The students of UCA Rochester exceeded expectations, with a whole host of collections that took us around the world on a major culture trip.
There were Japanese inspired gowns from Gabriella Christian, in a range of sunny colours, with a nod to classic kimono sleeves.
Lauren Jones’ collection of bold florals and oversized headpieces walked down the catwalk to Latin-inspired music, which gave the pieces a summery feel.
Sally Mankee’s looks had a beautiful Parisian feel, complete with oversized umbrella, pink and black tones and a whimsical blue and white life-sized dog shaped bag that was wheeled alongside the first look.

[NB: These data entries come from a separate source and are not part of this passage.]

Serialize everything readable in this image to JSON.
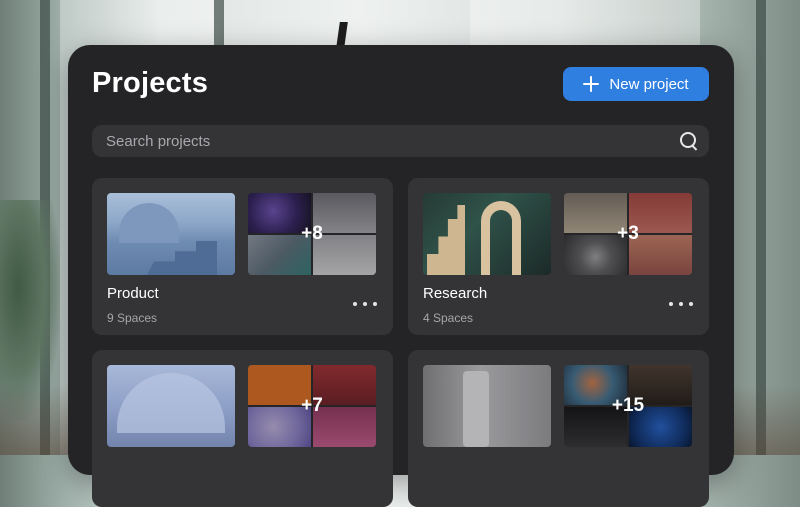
{
  "header": {
    "title": "Projects",
    "new_project_label": "New project"
  },
  "search": {
    "placeholder": "Search projects",
    "value": ""
  },
  "projects": [
    {
      "name": "Product",
      "spaces": "9 Spaces",
      "more_count": "+8"
    },
    {
      "name": "Research",
      "spaces": "4 Spaces",
      "more_count": "+3"
    },
    {
      "name": "",
      "spaces": "",
      "more_count": "+7"
    },
    {
      "name": "",
      "spaces": "",
      "more_count": "+15"
    }
  ],
  "icons": {
    "new_project": "plus-icon",
    "search": "search-icon",
    "more": "more-options-icon"
  },
  "colors": {
    "panel": "#242426",
    "card": "#343437",
    "accent": "#2f7fe0",
    "text": "#ffffff",
    "muted": "#a6a6aa"
  }
}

Rounding off our trip around the globe was Elizabeth Whibley’s bold, colourful and whimsical collection, full of prints and clashing colours which fitted perfectly with her musical choice of Mini Viva’s “Left My Heart in Tokyo”.
Colour was also a running theme amongst the collections, with some opting for all out, in-your-face palettes, whilst others stuck to monochrome with splashes of colour to tie them together, such as Tamsin Coasby’s show-closing collection. Oversized puffer coats, trousers and jackets were her stand-out pieces, including a floor-sweeping exaggerated quilted jacket and a one-armed boxy outerwear garment.

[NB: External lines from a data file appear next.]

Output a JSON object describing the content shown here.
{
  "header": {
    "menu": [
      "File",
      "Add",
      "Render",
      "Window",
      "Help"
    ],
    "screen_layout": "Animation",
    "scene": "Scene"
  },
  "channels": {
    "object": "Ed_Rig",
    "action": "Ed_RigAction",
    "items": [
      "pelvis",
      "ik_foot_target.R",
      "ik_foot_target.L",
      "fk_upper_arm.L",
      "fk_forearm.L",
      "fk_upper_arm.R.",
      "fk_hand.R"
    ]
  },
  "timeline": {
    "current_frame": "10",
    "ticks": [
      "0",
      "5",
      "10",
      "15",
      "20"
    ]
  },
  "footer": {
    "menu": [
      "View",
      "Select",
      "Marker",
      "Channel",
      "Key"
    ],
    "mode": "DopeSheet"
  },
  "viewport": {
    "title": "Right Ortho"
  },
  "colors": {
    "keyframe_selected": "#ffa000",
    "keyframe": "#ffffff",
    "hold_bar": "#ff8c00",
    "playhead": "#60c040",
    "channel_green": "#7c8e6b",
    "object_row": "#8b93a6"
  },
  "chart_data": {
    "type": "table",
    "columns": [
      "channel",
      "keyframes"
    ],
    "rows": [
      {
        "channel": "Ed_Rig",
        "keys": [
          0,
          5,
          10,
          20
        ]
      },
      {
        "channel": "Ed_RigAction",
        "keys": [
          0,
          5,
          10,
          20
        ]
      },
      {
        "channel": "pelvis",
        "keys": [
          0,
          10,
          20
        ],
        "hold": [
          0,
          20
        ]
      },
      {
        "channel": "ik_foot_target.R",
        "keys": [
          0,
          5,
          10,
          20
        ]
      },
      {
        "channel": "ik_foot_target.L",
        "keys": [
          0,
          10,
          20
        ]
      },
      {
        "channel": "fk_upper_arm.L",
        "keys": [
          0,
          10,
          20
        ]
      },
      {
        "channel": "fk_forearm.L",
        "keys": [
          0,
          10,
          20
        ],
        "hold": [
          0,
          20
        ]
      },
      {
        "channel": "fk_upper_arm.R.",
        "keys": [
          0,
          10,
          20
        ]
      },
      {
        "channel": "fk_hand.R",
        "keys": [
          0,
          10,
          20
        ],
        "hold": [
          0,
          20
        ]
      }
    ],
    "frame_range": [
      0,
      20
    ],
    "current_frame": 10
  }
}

Cherly McQuaid, a make-up artist who collaborated with UCA Rochester to put together their lookbooks summed up their talent perfectly with a succinct; “These guys are the real deal”, and she expressed how important it was to have collections and collaborations like this in the industry. UCA Rochesters show was a whirlwind of self-expression and the looks were truly one of a kind.
Written by Faith Richardson